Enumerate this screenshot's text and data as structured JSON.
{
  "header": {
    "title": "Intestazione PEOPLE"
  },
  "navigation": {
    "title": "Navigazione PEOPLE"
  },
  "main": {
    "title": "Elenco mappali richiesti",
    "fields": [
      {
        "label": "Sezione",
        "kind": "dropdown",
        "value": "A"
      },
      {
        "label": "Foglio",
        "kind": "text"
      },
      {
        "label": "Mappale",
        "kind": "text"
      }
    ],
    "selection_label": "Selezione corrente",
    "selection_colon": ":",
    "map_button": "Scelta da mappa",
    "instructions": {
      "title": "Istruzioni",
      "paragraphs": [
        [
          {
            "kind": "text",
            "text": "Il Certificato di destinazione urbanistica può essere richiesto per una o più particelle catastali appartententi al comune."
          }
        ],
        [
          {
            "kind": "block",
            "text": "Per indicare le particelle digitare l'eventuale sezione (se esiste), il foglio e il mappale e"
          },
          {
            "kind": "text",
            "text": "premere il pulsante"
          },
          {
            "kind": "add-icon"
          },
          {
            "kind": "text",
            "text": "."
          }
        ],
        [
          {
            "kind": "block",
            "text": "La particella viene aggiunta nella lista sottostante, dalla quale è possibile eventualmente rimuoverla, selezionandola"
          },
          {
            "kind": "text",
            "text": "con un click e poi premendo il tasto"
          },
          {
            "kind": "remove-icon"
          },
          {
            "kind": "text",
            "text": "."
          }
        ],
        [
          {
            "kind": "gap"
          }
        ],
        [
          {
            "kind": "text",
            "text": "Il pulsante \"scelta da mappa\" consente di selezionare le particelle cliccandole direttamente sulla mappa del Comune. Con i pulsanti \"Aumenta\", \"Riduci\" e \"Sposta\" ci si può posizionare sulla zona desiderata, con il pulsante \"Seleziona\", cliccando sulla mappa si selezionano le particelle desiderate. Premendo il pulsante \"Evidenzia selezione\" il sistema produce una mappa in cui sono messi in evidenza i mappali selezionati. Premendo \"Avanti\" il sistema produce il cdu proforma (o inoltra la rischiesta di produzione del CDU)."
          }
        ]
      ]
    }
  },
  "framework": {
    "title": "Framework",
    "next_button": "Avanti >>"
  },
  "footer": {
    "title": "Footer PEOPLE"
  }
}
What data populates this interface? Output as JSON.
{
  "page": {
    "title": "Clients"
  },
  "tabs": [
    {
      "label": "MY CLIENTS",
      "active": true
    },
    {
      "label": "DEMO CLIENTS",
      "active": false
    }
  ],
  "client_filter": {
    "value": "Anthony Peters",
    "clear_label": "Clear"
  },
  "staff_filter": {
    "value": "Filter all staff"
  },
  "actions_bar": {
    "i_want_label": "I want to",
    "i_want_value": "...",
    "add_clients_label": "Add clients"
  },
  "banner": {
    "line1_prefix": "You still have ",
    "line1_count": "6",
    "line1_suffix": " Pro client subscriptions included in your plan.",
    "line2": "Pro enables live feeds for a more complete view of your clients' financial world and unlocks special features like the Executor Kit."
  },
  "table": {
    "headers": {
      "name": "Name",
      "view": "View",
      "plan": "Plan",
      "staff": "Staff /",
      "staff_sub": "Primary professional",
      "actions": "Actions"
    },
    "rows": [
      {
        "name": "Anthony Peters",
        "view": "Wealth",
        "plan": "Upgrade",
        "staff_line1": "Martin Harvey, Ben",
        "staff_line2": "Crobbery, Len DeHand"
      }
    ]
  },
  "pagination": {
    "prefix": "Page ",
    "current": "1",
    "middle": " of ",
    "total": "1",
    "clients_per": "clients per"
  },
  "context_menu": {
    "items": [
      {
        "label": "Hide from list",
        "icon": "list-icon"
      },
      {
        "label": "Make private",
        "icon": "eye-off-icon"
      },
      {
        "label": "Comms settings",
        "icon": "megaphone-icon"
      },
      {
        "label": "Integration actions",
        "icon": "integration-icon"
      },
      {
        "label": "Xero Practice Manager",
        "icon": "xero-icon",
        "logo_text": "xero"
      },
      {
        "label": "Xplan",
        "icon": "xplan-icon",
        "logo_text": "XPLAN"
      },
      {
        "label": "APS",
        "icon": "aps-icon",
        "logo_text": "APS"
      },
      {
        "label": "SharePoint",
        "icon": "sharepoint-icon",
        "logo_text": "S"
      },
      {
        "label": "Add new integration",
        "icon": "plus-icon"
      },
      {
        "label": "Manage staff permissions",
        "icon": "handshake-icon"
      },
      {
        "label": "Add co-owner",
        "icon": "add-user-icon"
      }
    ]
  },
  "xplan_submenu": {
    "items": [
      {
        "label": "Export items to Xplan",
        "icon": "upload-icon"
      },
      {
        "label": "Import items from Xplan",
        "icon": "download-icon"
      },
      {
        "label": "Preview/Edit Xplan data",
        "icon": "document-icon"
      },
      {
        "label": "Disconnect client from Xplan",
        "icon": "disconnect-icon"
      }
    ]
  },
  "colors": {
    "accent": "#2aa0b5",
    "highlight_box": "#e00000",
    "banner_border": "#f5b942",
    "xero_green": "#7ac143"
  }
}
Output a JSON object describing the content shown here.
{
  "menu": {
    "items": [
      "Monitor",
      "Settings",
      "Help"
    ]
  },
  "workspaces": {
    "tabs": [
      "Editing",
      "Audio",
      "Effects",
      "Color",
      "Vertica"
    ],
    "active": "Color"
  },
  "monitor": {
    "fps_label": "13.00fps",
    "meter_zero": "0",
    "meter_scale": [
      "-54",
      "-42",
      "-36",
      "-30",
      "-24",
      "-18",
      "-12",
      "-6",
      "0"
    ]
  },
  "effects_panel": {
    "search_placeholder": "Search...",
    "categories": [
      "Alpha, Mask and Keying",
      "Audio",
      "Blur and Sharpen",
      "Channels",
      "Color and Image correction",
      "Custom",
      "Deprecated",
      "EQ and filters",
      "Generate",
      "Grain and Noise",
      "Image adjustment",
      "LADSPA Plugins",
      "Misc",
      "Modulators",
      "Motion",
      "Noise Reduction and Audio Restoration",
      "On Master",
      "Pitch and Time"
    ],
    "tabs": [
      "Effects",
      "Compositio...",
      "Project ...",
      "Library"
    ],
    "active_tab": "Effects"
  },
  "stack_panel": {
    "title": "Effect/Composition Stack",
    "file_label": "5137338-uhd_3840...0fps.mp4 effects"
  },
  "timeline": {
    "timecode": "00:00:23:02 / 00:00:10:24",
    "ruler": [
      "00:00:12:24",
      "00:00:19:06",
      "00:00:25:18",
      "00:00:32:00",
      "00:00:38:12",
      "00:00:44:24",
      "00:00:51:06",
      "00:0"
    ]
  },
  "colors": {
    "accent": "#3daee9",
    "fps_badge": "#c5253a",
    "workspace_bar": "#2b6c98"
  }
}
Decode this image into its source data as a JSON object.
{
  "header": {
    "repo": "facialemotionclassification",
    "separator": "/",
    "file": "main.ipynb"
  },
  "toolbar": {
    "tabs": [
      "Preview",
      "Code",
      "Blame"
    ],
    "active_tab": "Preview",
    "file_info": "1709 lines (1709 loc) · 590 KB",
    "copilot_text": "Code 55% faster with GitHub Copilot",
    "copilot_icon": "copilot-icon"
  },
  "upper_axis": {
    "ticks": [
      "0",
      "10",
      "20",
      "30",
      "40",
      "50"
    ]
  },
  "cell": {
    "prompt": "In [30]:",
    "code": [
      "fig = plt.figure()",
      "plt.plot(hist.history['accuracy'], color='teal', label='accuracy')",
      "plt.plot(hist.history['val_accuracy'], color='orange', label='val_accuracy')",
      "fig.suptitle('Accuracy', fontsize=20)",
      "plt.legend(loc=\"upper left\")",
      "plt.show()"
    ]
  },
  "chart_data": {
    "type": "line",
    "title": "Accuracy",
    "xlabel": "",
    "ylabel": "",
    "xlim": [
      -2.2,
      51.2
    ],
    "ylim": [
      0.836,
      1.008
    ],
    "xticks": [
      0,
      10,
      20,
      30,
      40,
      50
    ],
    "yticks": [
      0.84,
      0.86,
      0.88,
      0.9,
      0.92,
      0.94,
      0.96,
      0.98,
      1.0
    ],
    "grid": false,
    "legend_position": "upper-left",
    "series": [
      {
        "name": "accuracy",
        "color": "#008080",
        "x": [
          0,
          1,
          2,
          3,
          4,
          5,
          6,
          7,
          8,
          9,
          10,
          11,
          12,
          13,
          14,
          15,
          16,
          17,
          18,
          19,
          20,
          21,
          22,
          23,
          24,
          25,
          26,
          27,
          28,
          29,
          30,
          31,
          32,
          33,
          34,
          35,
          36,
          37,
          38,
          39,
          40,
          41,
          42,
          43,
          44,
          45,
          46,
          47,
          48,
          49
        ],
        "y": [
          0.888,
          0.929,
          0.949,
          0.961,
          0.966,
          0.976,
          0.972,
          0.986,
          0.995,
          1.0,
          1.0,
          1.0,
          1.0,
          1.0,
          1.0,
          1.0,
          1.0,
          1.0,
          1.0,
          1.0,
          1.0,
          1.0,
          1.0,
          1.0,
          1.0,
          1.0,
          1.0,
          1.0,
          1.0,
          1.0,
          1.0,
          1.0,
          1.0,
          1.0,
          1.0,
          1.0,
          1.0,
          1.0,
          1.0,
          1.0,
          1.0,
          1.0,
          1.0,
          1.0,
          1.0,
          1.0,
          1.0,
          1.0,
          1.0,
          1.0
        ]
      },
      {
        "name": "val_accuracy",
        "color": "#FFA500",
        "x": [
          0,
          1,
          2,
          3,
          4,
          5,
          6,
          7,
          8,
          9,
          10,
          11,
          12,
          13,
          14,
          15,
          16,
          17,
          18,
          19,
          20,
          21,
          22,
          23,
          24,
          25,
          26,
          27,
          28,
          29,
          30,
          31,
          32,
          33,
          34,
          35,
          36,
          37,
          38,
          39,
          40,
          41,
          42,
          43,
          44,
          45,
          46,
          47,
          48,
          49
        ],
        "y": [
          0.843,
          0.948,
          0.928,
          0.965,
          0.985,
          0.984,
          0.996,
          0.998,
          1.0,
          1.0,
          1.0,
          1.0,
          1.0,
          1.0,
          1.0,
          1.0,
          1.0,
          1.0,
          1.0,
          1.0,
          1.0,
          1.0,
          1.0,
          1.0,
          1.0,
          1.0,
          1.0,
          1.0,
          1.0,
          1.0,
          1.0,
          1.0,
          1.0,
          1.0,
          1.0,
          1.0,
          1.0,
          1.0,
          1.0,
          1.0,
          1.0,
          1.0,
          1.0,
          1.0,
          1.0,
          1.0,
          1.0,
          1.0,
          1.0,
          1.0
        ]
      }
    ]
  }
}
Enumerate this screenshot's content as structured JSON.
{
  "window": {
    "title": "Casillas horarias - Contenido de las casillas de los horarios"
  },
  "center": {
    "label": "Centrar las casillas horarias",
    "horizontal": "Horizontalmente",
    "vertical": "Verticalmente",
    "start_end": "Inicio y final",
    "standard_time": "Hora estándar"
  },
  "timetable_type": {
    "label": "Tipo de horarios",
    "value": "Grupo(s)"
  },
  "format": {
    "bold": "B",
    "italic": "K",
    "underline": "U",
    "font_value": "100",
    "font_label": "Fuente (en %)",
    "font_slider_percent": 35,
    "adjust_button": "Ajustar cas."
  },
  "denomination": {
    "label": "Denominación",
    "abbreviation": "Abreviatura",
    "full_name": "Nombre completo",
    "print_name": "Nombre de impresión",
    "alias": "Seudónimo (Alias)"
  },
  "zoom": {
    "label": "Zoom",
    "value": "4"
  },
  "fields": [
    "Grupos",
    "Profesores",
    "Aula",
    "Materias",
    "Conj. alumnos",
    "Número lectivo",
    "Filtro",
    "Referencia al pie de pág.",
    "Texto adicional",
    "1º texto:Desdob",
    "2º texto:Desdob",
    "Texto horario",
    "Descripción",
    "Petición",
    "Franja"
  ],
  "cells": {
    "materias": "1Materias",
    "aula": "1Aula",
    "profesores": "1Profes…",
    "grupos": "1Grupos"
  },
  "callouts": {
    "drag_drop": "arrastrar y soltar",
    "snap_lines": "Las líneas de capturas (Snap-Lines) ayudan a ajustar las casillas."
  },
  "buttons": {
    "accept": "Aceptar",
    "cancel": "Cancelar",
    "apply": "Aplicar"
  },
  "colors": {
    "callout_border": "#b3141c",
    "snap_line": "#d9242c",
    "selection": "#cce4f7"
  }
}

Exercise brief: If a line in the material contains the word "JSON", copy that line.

Exercise response:
Enumerate this screenshot's text and data as structured JSON.
What data populates this interface? Output as JSON.
Output a JSON object describing the content shown here.
Decode this image into its source data as a JSON object.
Enumerate this screenshot's content as structured JSON.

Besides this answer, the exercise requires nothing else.